|A new law called the Check Clearing for the 21st Century Act, or Check 21, will affect the way bank statements look, what information is given and even how financial transaction records are maintained.|
Check 21 is the product of discussions among the Federal Reserve, banks and consumer groups and the U.S. Congress. The law took effect October 28, 2004.
The Check 21 legislation had been under consideration for several years, but the terrorist attacks of September 11, 2001 served as a catalyst to accelerate the new law. For several days following the attacks, the nation’s transportation system came to a standstill, resulting in the virtual shutdown of the country’s check payments system due to its dependence on aircraft, trains and trucks to transport paper checks between banks for processing. These events demonstrated the inefficiency that existed in the check payment system and illustrated the need for a better solution.
Check 21 does something very simple, but the implications are extremely powerful.

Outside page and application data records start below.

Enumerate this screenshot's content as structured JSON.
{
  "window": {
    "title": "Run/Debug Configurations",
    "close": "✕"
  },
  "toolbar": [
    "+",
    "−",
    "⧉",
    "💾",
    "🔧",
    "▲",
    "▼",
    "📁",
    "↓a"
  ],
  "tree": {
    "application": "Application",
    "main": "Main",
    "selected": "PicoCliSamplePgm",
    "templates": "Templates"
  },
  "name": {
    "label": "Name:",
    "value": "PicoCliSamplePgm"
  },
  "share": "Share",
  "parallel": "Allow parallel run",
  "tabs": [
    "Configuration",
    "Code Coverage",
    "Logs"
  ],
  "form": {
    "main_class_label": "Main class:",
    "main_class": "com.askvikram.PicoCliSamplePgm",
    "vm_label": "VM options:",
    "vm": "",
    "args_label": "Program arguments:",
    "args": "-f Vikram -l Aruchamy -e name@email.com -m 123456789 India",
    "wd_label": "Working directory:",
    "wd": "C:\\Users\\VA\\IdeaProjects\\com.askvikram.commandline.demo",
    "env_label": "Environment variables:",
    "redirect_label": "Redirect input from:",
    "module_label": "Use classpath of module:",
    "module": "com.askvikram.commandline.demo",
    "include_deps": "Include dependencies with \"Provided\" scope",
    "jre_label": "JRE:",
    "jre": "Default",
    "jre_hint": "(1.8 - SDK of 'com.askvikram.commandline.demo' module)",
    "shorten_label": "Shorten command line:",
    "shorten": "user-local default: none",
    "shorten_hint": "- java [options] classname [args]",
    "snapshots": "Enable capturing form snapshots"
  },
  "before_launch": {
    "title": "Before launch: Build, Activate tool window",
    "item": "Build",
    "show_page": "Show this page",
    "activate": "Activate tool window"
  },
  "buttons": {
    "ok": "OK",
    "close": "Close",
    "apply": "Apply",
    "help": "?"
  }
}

The new law creates what’s called a “substitute check” that has the same legal standing as the original check. A substitute check is a printed, paper document that carries the original check’s front and back image, plus other information, identifying it as a legal substitute.
The new law enables banks to scan a paper check and capture its image electronically. The bank can then send this image very quickly through the clearing system. At the other end of the electronic process, a substitute check can be printed, if necessary.
How Car Dealers and Other Businesses Benefit
This means that businesses and consumers will be able to enjoy expedited deposit processing no matter where business is transacted. Plus, if a paper check is ever needed to prove a payment was made, the electronic information from the original check can be turned into the substitute check. And it can be used in exactly the same way as an original check is used today.
Check 21, and the resulting truncation of checks, is not meant to make check writing obsolete. If anything, Check 21 is expected to make the check payment process more efficient and reduce risk. The process efficiencies that will be achieved through Check 21 offer several potential benefits to car dealers, including:
All car dealers should educate themselves about Check 21. Additionally, you will need to review your accounts payable philosophy and assess what impact a more efficient check clearing process will have on your payment and receipt strategies. For example:
What will these substitute checks look like? They will be bigger than the usual personal check, although they are the same size as an average business check. A substitute check must meet special standards and include the same type of magnetic ink character recognition coding, also called MICR coding, that is now on checks. And it will contain all the information that appears on the checks that get returned with the bank statement.
By this publication date, every bank will be required to accept substitute checks, just as they currently accept paper checks. If you currently receive canceled checks or electronic images of canceled checks with your account statement, you may be seeing substitute checks as well after that date.
Check 21 may significantly help reduce check fraud, which totaled more than $4.3 million in 2001, and continues to grow, because quick detection is the key to lowering check fraud losses.
Check 21 is also expected to bring quicker error resolution. The new, automated processes should result in fewer clerical errors. And in cases where it seems that an error has occurred, the expedited clearing and posting will make it possible to track down and fix the problem. Plus, under Check 21, businesses and consumers will have instant access to paid check images.
Car dealers will see a change in bank statements and what is returned with that statement. Instead of actually receiving cancelled checks, statements may soon include images of the checks on the statement.
In time, the convenience of check imaging will even extend to the point of sale. At the grocery store or hardware store, a small machine at the cash register will scan the paper check. The check will immediately be converted to an electronic image and transmitted for processing. Businesses will experience the benefit from the quicker processing and payment.
Vol 2, Issue 1
GWC Warranty has earned recognition as a best workplace from the National Association of Business Resources and the Wilkes-Barre Times Leader.